Task directions -> Please find how many lines of the data contain the string "Fixed", and respond with that number only.

----------

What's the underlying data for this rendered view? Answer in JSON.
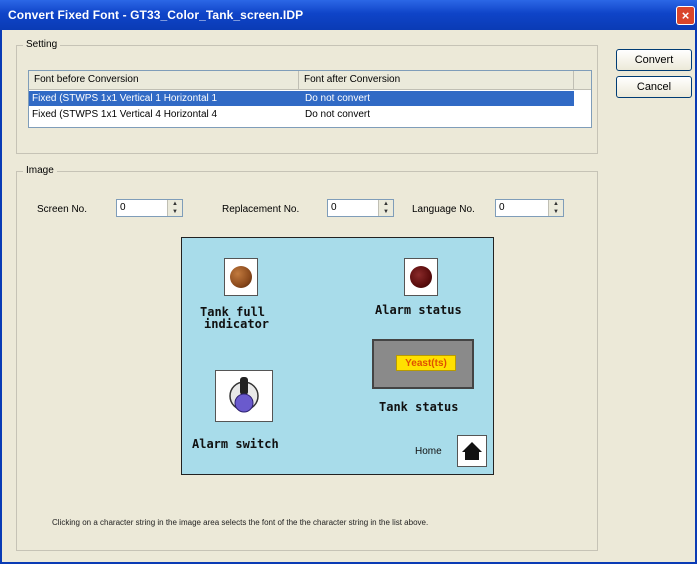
{
  "window": {
    "title": "Convert Fixed Font - GT33_Color_Tank_screen.IDP",
    "close_glyph": "×"
  },
  "buttons": {
    "convert": "Convert",
    "cancel": "Cancel"
  },
  "setting": {
    "group_label": "Setting",
    "columns": [
      "Font before Conversion",
      "Font after Conversion"
    ],
    "rows": [
      {
        "before": "Fixed (STWPS 1x1 Vertical 1 Horizontal 1",
        "after": "Do not convert",
        "selected": true
      },
      {
        "before": "Fixed (STWPS 1x1 Vertical 4 Horizontal 4",
        "after": "Do not convert",
        "selected": false
      }
    ]
  },
  "image": {
    "group_label": "Image",
    "screen_no_label": "Screen No.",
    "screen_no_value": "0",
    "replacement_no_label": "Replacement No.",
    "replacement_no_value": "0",
    "language_no_label": "Language No.",
    "language_no_value": "0"
  },
  "preview": {
    "tank_full_line1": "Tank full",
    "tank_full_line2": "indicator",
    "alarm_status": "Alarm status",
    "status_box_text": "Yeast(ts)",
    "tank_status": "Tank status",
    "alarm_switch": "Alarm switch",
    "home": "Home",
    "colors": {
      "background": "#a8dcea",
      "tank_lamp": "#8b4a1c",
      "alarm_lamp": "#6a0f0f",
      "status_fill": "#ffe000"
    }
  },
  "footnote": "Clicking on a character string in the image area selects the font of the the character string in the list above."
}
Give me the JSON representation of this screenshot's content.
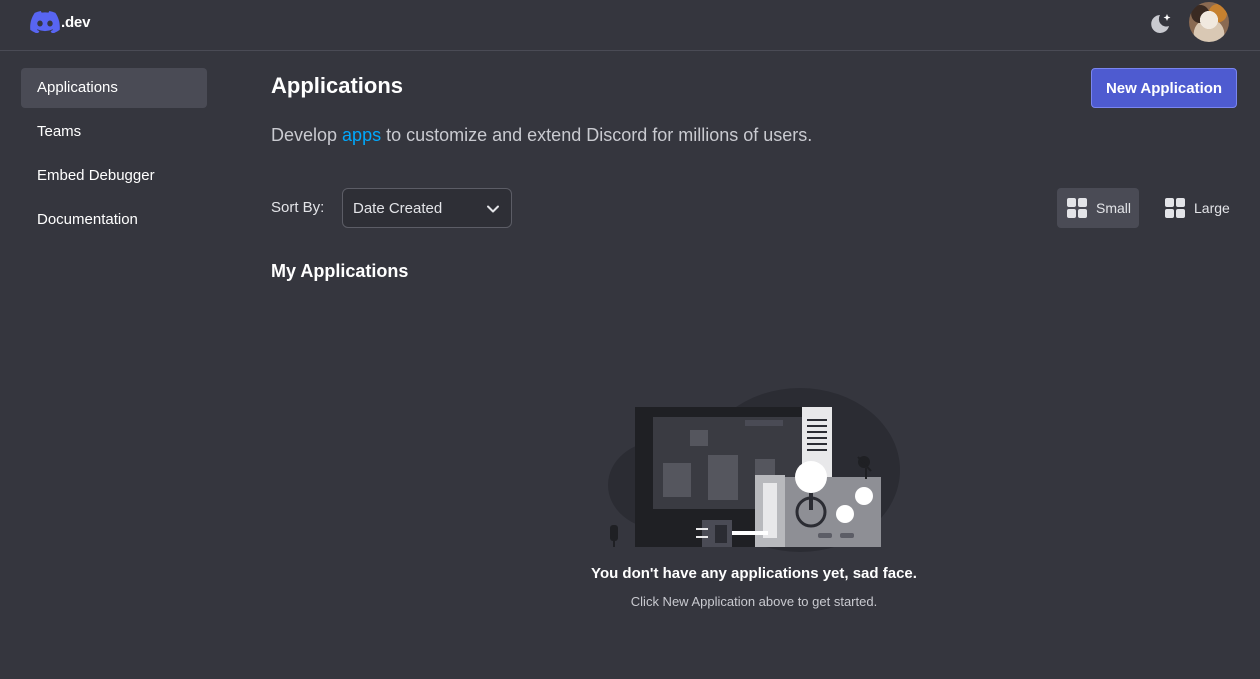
{
  "header": {
    "logo_text": ".dev",
    "brand_color": "#5865f2",
    "icons": [
      "discord-logo-icon",
      "moon-sparkle-icon",
      "avatar"
    ]
  },
  "sidebar": {
    "items": [
      {
        "label": "Applications",
        "active": true
      },
      {
        "label": "Teams",
        "active": false
      },
      {
        "label": "Embed Debugger",
        "active": false
      },
      {
        "label": "Documentation",
        "active": false
      }
    ]
  },
  "main": {
    "title": "Applications",
    "new_button": "New Application",
    "subtitle_pre": "Develop ",
    "subtitle_link": "apps",
    "subtitle_post": " to customize and extend Discord for millions of users.",
    "sort_label": "Sort By:",
    "sort_value": "Date Created",
    "view_small": "Small",
    "view_large": "Large",
    "section_title": "My Applications",
    "empty_title": "You don't have any applications yet, sad face.",
    "empty_subtitle": "Click New Application above to get started."
  },
  "colors": {
    "background": "#35363e",
    "accent_button": "#4e5bd0",
    "link": "#00a8fc"
  }
}
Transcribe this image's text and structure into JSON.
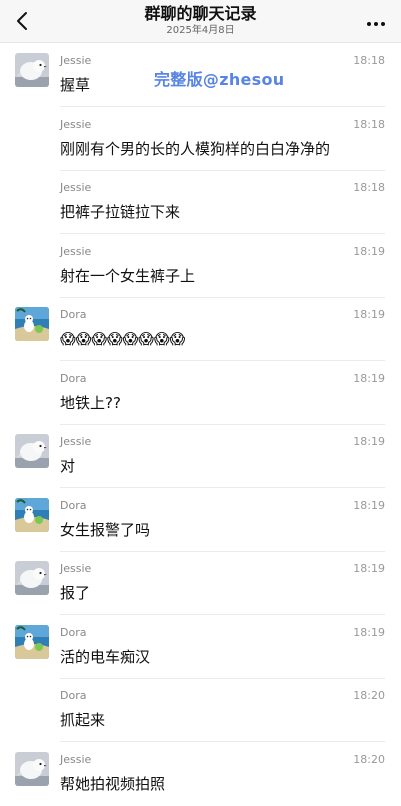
{
  "header": {
    "title": "群聊的聊天记录",
    "date": "2025年4月8日",
    "back_icon": "chevron-left-icon",
    "more_icon": "more-horizontal-icon"
  },
  "watermark": "完整版@zhesou",
  "avatars": {
    "Jessie": "bird-avatar",
    "Dora": "dog-beach-avatar"
  },
  "messages": [
    {
      "sender": "Jessie",
      "time": "18:18",
      "text": "握草",
      "show_avatar": true
    },
    {
      "sender": "Jessie",
      "time": "18:18",
      "text": "刚刚有个男的长的人模狗样的白白净净的",
      "show_avatar": false
    },
    {
      "sender": "Jessie",
      "time": "18:18",
      "text": "把裤子拉链拉下来",
      "show_avatar": false
    },
    {
      "sender": "Jessie",
      "time": "18:19",
      "text": "射在一个女生裤子上",
      "show_avatar": false
    },
    {
      "sender": "Dora",
      "time": "18:19",
      "text": "😱😱😱😱😱😱😱😱",
      "show_avatar": true
    },
    {
      "sender": "Dora",
      "time": "18:19",
      "text": "地铁上??",
      "show_avatar": false
    },
    {
      "sender": "Jessie",
      "time": "18:19",
      "text": "对",
      "show_avatar": true
    },
    {
      "sender": "Dora",
      "time": "18:19",
      "text": "女生报警了吗",
      "show_avatar": true
    },
    {
      "sender": "Jessie",
      "time": "18:19",
      "text": "报了",
      "show_avatar": true
    },
    {
      "sender": "Dora",
      "time": "18:19",
      "text": "活的电车痴汉",
      "show_avatar": true
    },
    {
      "sender": "Dora",
      "time": "18:20",
      "text": "抓起来",
      "show_avatar": false
    },
    {
      "sender": "Jessie",
      "time": "18:20",
      "text": "帮她拍视频拍照",
      "show_avatar": true
    }
  ]
}
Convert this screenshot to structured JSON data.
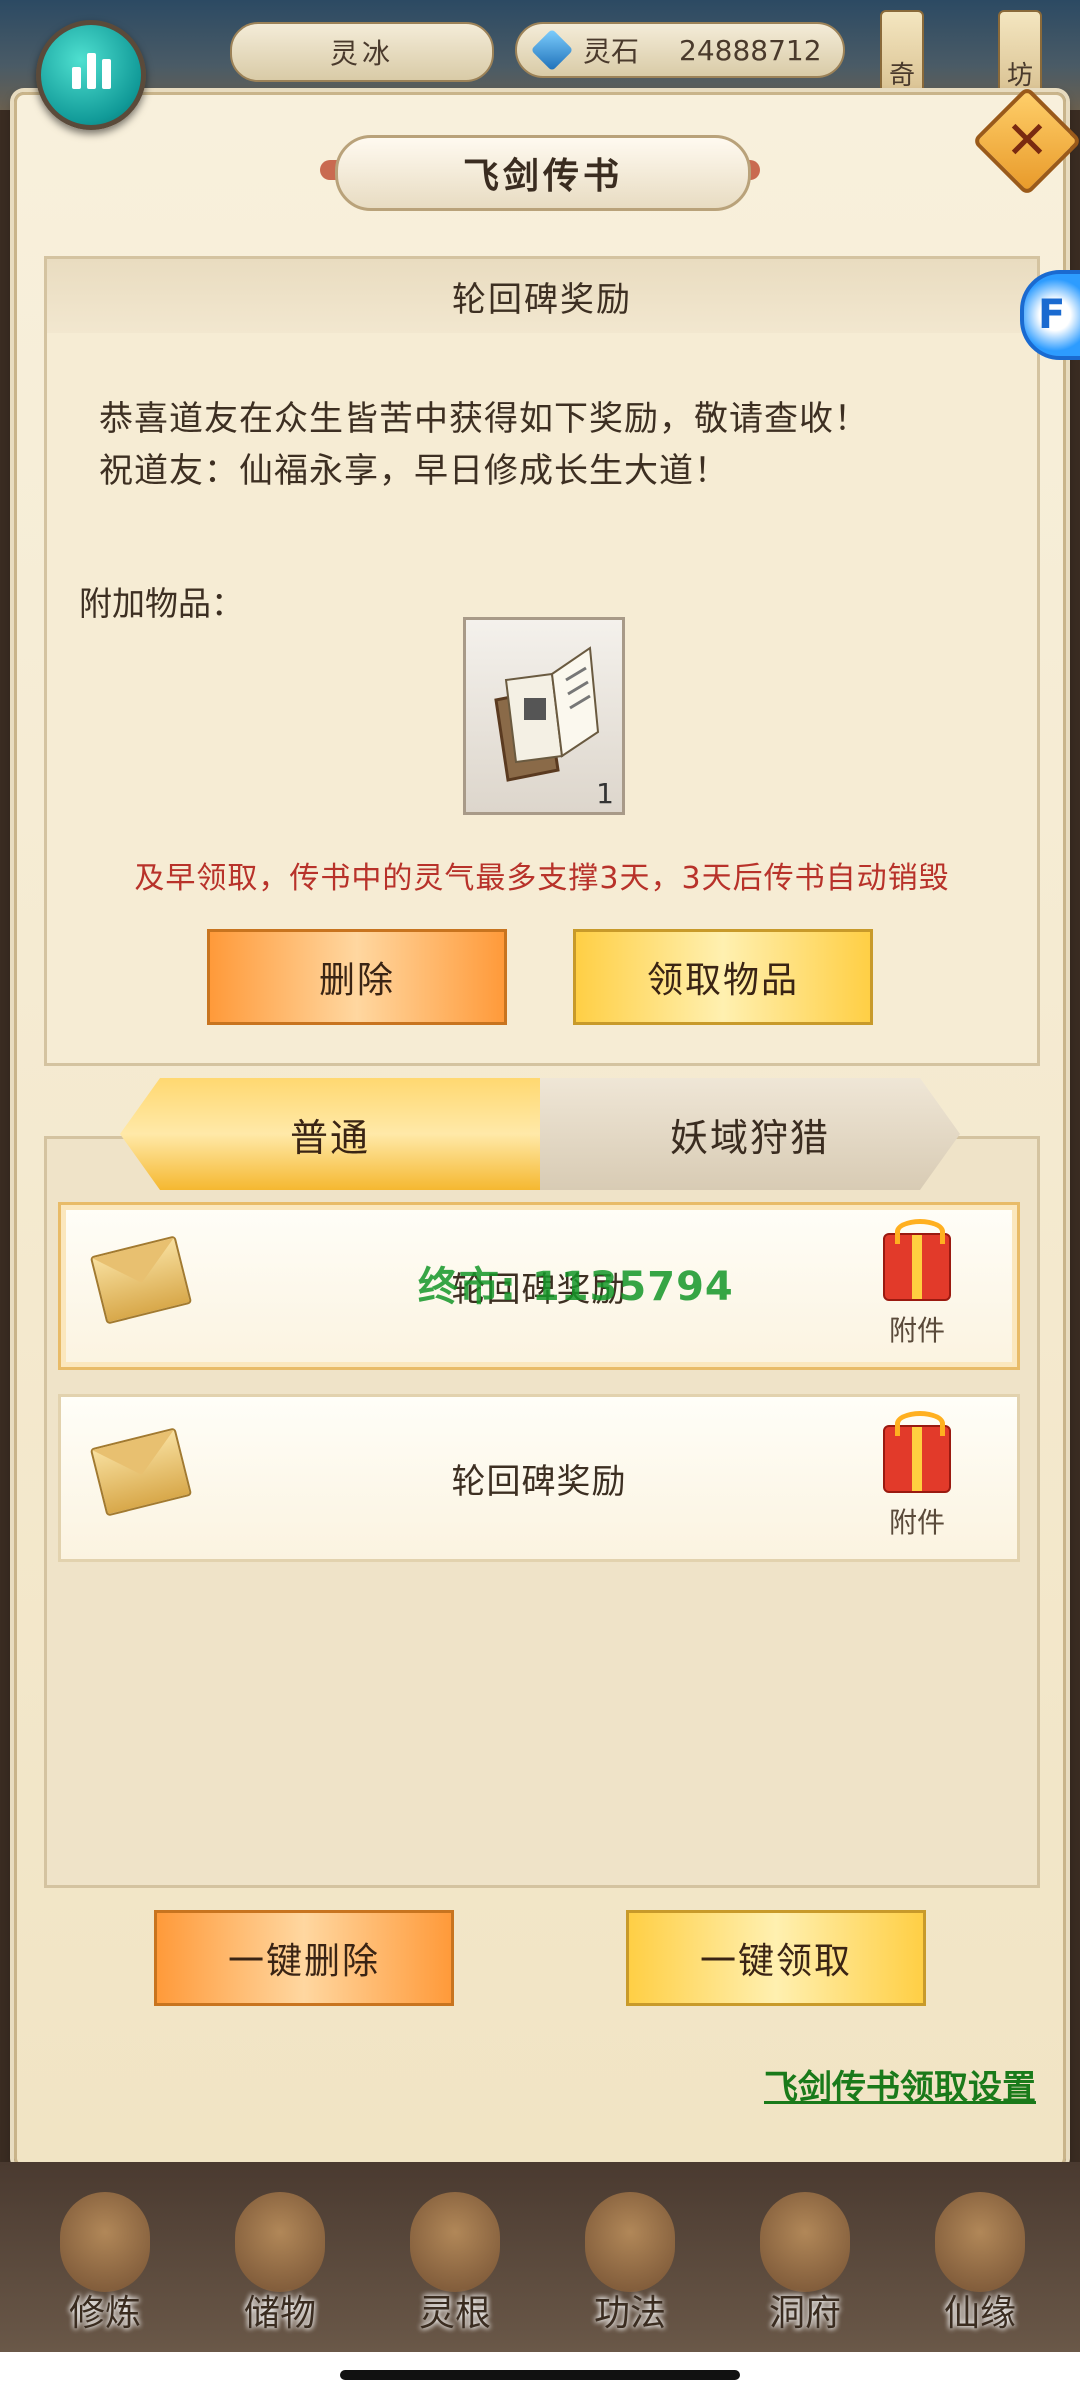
{
  "topbar": {
    "player_name": "灵冰",
    "currency_label": "灵石",
    "currency_value": "24888712",
    "banner_left": "奇",
    "banner_right": "坊"
  },
  "dialog": {
    "title": "飞剑传书",
    "detail": {
      "heading": "轮回碑奖励",
      "line1": "恭喜道友在众生皆苦中获得如下奖励，敬请查收！",
      "line2": "祝道友：仙福永享，早日修成长生大道！",
      "attach_label": "附加物品：",
      "item": {
        "icon": "book-icon",
        "count": "1"
      },
      "warning": "及早领取，传书中的灵气最多支撑3天，3天后传书自动销毁",
      "delete_label": "删除",
      "claim_label": "领取物品"
    },
    "tabs": [
      {
        "label": "普通",
        "active": true
      },
      {
        "label": "妖域狩猎",
        "active": false
      }
    ],
    "mails": [
      {
        "title": "轮回碑奖励",
        "attachment_label": "附件",
        "selected": true
      },
      {
        "title": "轮回碑奖励",
        "attachment_label": "附件",
        "selected": false
      }
    ],
    "delete_all_label": "一键删除",
    "claim_all_label": "一键领取",
    "settings_link": "飞剑传书领取设置"
  },
  "watermark": "终市: 1135794",
  "side_tab_letter": "F",
  "bottom_nav": [
    {
      "label": "修炼"
    },
    {
      "label": "储物"
    },
    {
      "label": "灵根"
    },
    {
      "label": "功法"
    },
    {
      "label": "洞府"
    },
    {
      "label": "仙缘"
    }
  ],
  "colors": {
    "warning": "#b8322a",
    "link": "#1a7a1a",
    "watermark": "#14962a"
  }
}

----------

Solution -> 3